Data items
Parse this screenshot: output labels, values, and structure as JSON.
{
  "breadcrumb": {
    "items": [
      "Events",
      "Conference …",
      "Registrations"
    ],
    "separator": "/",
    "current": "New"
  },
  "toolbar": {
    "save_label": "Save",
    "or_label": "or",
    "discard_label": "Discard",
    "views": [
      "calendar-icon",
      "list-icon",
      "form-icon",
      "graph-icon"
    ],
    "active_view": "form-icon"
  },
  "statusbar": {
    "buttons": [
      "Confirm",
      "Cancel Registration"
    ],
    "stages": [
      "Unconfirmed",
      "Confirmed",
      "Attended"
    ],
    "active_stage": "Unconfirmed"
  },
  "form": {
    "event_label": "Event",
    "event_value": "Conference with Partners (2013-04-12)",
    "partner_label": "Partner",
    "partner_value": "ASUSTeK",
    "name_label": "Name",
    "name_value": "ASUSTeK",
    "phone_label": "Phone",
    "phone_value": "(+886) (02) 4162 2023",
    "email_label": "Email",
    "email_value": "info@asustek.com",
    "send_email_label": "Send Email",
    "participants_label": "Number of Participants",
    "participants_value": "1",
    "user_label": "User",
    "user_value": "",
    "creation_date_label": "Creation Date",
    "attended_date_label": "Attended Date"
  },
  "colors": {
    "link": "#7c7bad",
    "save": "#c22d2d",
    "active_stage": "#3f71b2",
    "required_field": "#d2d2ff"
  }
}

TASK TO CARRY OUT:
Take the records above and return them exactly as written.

RESULT FOR THIS EXERCISE:
Parse this screenshot: output labels, values, and structure as JSON.
{
  "breadcrumb": {
    "items": [
      "Events",
      "Conference …",
      "Registrations"
    ],
    "separator": "/",
    "current": "New"
  },
  "toolbar": {
    "save_label": "Save",
    "or_label": "or",
    "discard_label": "Discard",
    "views": [
      "calendar-icon",
      "list-icon",
      "form-icon",
      "graph-icon"
    ],
    "active_view": "form-icon"
  },
  "statusbar": {
    "buttons": [
      "Confirm",
      "Cancel Registration"
    ],
    "stages": [
      "Unconfirmed",
      "Confirmed",
      "Attended"
    ],
    "active_stage": "Unconfirmed"
  },
  "form": {
    "event_label": "Event",
    "event_value": "Conference with Partners (2013-04-12)",
    "partner_label": "Partner",
    "partner_value": "ASUSTeK",
    "name_label": "Name",
    "name_value": "ASUSTeK",
    "phone_label": "Phone",
    "phone_value": "(+886) (02) 4162 2023",
    "email_label": "Email",
    "email_value": "info@asustek.com",
    "send_email_label": "Send Email",
    "participants_label": "Number of Participants",
    "participants_value": "1",
    "user_label": "User",
    "user_value": "",
    "creation_date_label": "Creation Date",
    "attended_date_label": "Attended Date"
  },
  "colors": {
    "link": "#7c7bad",
    "save": "#c22d2d",
    "active_stage": "#3f71b2",
    "required_field": "#d2d2ff"
  }
}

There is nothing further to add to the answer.